Shifting workloads and ever-escalating costs can quickly strangle a data center’s efficiency and performance. CIOs and data center managers must keep their ears to the ground and their eyes peeled in the face of changing needs. Without capacity planning, sudden upswings in demand can easily crater current systems. Result? A nosedive in revenue, productivity, and customer service. Lacking the clairvoyance to predict cyclical industry and client needs, data center managers must ensure systems, service capacities and resources remain elastic enough to meet demands. This starts with properly managing and optimizing infrastructure, applications, and business services.
Too many data centers operate in reactive mode, ignoring “canary in the mine” warnings only to be overwhelmed by sudden upswings in service demand. Forecasts and reports should be updated weekly and daily, if necessary. This gives managers the real-time vision to react proactively so that capacity is always ahead of service.
Efforts to predict future needs based on one or two metrics invariably fail. Far more revealing are things like current and historical server configurations, the depth of consumed resources—like memory, CPU and storage, and user-agented business transactions.
Evaluating this data can provide the predictive signposts managers need to add or withdraw CPUs to enhance performance. Managers should be warned that servers with little or no historical data can skew results. A sudden variance off baselines—like growth rates and resource consumption forking away from each other—can affect forecasts, which should parallel current as well as historical business transactions.
The goal here is to determine how a data center’s business eats up its resources and how fluctuating markets might drive changes that affect them. This is where today’s powerful analytical tools come in to play, giving managers a periscopic view of cyclical trends, baseline shifts, deleting anomalies, hardware upgrades (or downgrades), correlating costs and grouping reports. Tools at this level can smooth the waters for seasonal demand spikes and other unpredictables. It can provide much-needed control over capital expensing in that purchases can be based on real business demands.
Committing a data center’s resources can be risky without the right planning tools. Today’s more modular, distributed infrastructures leave traditional capacity planning efforts in the slow lane. To ensure resources keep pace with demand, data centers must automate forecasting and institute weekly or even daily reporting, Data points and metrics must be monitored and analyzed to predict capacity and system availability at any given time.
Managers must be able to run various what-if scenarios to give them a heads up on the exact requirements their center needs to reduce cost and risk. It’s critically important that managers be able to make sense of the silos of data migrating through their hardware. Tools that help partition and present this information are needed, so that capacity planners can dashboard it with metrics that the organization can strategically use.

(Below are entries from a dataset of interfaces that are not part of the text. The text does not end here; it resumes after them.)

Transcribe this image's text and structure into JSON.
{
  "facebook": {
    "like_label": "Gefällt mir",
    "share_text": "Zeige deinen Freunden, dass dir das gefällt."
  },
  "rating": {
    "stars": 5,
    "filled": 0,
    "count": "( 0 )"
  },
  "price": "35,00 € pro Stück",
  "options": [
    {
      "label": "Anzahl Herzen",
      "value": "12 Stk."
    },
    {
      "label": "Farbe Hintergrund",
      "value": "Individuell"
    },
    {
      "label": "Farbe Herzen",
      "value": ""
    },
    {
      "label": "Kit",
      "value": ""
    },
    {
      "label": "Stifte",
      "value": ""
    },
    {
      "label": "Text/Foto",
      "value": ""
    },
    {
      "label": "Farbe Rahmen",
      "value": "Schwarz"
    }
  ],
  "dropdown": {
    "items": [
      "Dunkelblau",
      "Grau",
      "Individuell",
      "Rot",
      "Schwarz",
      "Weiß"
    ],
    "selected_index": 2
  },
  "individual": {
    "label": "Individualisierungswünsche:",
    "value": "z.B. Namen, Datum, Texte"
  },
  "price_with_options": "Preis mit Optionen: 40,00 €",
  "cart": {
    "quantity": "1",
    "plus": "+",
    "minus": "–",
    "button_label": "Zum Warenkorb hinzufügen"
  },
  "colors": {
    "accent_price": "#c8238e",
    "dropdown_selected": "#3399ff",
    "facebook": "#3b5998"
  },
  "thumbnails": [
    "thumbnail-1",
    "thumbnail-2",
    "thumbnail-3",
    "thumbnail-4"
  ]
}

It’s no surprise that many data centers are morphing into lean, efficient assets, especially as they embrace cloud computing, self-provisioning entities, colocation, and emerging technologies. To fully exploit these technologies, CIOs will have to increasingly rely on powerful DCIM tools. These will be needed to monitor and optimize the new data center work environment built around less human intervention.
Understandably, business functions have differing measurable service units. Data centers will generally enable a specific unit of capacity based on the needs of a user. Armed with the right DCIM tools, managers can continually improve their data center’s cost efficiency. The goal is not to reduce spending but to get more performance for what is being spent. Expenditures may fall for a given number of service units, but the goal is to improve service per workload.
Return to: 2017 Feature Stories